- [What you need to do]: Gather all lines in the entries below that include the word "JSON".

(Page and application data records)
Content starts

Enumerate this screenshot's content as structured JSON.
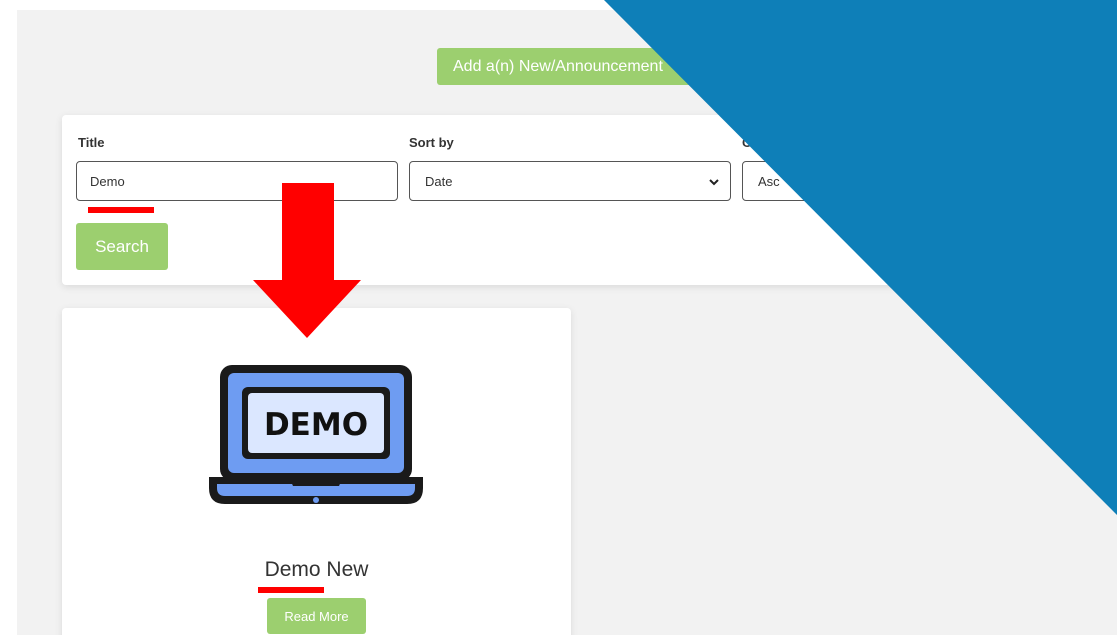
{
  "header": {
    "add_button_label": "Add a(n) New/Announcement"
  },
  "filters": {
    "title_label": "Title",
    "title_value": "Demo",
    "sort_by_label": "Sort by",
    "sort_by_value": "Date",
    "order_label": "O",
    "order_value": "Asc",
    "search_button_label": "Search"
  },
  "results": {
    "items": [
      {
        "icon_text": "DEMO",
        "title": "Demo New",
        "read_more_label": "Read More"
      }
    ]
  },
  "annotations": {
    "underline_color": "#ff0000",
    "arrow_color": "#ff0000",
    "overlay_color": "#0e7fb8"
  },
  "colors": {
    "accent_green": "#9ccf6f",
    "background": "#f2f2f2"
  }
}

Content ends
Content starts

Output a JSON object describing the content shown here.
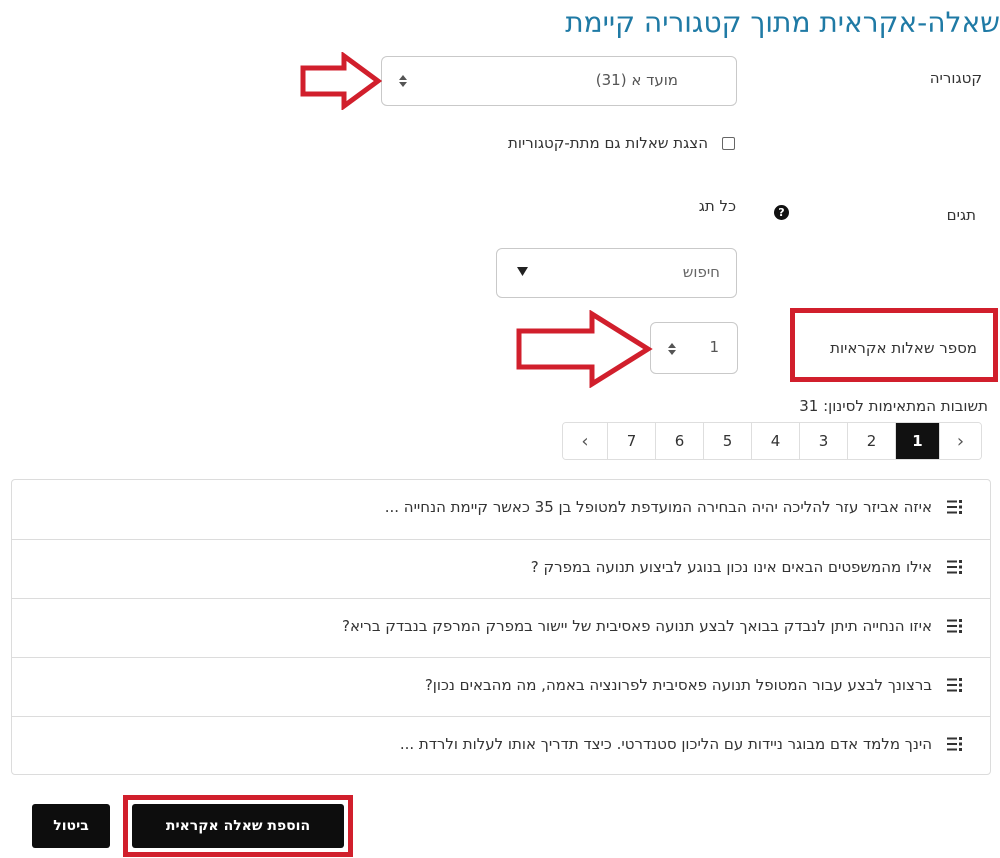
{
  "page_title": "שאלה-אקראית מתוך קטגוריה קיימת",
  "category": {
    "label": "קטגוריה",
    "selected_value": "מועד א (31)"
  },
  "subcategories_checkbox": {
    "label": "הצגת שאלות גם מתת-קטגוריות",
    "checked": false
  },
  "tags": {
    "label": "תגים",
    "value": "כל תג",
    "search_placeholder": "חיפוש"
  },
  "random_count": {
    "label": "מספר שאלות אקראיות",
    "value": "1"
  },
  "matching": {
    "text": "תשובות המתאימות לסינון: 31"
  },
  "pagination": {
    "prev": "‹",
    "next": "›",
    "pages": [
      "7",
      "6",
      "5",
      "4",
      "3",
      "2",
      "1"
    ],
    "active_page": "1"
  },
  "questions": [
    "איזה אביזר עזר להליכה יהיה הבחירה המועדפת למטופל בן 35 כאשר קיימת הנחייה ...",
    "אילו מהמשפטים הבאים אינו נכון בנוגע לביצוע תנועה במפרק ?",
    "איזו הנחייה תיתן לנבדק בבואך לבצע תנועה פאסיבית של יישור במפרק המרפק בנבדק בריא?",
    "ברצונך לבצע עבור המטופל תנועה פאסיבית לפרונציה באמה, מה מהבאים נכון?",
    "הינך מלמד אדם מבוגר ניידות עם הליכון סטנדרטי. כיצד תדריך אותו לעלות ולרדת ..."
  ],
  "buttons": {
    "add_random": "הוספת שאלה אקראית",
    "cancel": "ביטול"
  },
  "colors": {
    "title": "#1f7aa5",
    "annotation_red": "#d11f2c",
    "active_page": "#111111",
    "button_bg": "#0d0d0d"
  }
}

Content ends
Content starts

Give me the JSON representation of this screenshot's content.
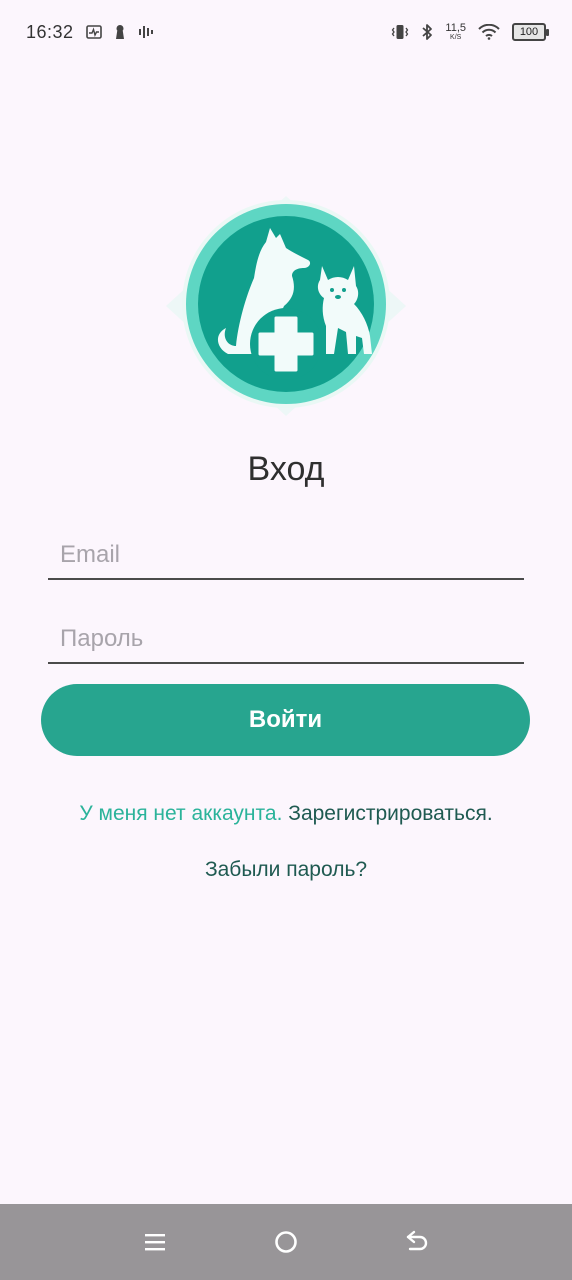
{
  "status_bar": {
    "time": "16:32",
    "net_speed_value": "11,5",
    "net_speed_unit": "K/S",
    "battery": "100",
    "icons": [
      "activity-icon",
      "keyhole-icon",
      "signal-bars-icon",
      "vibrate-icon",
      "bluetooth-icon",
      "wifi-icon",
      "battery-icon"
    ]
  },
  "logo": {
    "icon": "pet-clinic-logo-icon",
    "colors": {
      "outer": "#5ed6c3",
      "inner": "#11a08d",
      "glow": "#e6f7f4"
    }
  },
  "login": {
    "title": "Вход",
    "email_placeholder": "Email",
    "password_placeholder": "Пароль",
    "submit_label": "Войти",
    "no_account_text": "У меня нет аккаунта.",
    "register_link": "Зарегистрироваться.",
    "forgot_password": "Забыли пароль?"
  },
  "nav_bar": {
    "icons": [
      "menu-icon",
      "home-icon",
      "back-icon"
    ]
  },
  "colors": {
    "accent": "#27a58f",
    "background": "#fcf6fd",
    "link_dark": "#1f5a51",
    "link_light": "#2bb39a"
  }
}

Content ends

- [Task result]:
Enumerate this screenshot's content as structured JSON.
Output a JSON object describing the content shown here.
Give me the JSON representation of this screenshot's content.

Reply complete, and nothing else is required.